On the other hand, he said he hopes that a climate change bill, which he called essentially a “jobs bill,” would be before Congress in the fall, demonstrating action by the United States. Progress at the G20 and summit meetings during the fall would also build momentum toward a successful conference, he said. His goal is that “diplomacy warms up, but the planet doesn’t.”
He listed the dire consequences of failure to act. Military experts, he noted, cite climate change as a “threat multiplier.” He offered the example of parts of Sudan that suffered less rainfall, seeking populations to impinge on others with more arable territory and contributing to violence. Kerry also cited arctic ice melt and loss of permafrost.
On the good news side, he said that 40 percent of needed U.S. emission reductions would be essentially free, due to increased efficiency. Much of the good news arose from China, now the second largest source of wind energy capacity. He described a pilot program to reduce emissions from steel plants that has been expanded to companies that produce one-third of China’s energy consumption.
Kerry described his vision of the future for China and other nations who are not willing to forego improvement in living standards to reduce emissions.
The Chinese, he said, have 500 million people living on less than $2 a day. He began with the example of the telegraph, unsuited to the written Chinese language, which led the country to leapfrog to the telephone. Likewise, he said, they “need not and must not” emulate the carbon based industrial processes the West experienced but leapfrog to 21st century cleaner technology.

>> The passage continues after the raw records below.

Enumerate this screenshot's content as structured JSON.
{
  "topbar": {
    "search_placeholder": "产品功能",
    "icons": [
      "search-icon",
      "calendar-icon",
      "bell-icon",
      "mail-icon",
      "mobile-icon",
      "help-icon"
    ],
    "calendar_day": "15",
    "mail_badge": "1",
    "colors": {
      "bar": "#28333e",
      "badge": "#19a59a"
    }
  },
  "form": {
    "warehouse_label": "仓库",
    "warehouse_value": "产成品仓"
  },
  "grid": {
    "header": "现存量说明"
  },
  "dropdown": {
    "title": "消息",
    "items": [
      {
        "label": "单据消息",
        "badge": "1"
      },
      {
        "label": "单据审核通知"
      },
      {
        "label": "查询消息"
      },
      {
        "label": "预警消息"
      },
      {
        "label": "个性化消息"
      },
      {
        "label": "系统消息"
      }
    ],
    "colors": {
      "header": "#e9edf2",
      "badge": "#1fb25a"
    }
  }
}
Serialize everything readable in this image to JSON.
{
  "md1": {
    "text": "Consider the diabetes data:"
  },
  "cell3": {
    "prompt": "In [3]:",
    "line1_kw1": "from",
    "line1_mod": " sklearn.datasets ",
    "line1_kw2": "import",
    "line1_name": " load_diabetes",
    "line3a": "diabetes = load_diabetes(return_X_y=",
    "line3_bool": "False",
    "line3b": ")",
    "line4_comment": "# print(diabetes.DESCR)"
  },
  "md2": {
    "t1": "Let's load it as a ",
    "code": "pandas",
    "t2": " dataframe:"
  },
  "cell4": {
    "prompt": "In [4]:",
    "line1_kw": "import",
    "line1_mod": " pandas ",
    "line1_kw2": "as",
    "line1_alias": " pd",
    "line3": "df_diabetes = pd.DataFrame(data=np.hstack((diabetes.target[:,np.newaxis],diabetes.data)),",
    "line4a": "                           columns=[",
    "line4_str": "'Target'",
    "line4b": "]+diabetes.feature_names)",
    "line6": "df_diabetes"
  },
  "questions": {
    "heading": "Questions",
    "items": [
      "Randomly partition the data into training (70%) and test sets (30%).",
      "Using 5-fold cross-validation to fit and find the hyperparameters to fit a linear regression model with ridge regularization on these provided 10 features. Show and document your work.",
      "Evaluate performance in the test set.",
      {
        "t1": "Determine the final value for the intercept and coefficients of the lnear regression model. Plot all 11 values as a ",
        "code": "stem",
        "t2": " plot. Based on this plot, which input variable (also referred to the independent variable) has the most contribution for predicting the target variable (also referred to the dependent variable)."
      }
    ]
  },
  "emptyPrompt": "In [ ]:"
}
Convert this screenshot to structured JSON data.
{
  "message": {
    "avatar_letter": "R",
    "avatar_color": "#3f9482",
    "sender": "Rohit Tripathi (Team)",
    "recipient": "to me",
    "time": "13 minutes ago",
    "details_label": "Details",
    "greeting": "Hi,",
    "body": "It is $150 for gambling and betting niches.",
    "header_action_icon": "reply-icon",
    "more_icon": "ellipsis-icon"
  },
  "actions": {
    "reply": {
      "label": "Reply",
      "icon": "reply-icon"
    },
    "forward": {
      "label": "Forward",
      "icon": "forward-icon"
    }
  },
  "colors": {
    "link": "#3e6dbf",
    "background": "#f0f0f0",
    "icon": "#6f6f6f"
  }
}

Kerry said he hopes that the future version of the misguided question of the past, “Who lost China?” would not be “Who lost Earth?”